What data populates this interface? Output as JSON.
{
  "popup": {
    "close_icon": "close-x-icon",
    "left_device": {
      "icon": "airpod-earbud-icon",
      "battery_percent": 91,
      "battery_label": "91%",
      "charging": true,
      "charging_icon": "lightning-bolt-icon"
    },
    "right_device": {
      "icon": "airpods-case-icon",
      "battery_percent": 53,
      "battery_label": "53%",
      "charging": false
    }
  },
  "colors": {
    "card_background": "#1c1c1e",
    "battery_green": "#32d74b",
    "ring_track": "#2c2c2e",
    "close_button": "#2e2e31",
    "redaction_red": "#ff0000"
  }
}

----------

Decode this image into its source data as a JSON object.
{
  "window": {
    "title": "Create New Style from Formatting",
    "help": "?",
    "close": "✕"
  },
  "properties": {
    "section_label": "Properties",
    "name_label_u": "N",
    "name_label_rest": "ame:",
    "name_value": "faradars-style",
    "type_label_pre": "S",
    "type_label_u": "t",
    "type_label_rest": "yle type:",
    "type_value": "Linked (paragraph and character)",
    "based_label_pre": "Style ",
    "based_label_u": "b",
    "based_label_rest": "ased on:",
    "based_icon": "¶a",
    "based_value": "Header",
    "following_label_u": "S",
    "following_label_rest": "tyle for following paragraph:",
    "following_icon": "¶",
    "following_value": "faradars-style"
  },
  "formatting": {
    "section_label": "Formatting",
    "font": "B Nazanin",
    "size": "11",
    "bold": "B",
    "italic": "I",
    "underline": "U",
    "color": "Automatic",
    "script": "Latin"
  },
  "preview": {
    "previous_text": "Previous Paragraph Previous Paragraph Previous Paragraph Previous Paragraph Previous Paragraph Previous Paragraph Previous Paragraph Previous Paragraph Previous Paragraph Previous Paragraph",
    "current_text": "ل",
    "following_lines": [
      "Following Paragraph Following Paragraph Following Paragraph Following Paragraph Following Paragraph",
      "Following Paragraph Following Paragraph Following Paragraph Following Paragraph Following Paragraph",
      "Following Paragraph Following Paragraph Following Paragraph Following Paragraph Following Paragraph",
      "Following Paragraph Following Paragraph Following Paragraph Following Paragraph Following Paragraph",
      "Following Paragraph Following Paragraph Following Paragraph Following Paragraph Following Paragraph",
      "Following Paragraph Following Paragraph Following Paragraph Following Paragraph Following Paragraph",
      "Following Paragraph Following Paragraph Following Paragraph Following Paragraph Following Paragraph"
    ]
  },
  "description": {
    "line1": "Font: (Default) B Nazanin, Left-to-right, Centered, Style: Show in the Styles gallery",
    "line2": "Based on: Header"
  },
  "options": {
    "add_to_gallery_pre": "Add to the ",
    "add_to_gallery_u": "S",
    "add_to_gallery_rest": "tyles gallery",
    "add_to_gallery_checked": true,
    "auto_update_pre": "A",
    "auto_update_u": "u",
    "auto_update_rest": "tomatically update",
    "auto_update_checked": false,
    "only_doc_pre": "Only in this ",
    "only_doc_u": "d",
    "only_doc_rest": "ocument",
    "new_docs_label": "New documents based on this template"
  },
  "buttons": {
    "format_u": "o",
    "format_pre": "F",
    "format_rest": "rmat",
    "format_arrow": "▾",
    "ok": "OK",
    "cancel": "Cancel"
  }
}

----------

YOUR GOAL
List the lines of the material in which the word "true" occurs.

FINISHED EXERCISE
      "charging": true,
    "add_to_gallery_checked": true,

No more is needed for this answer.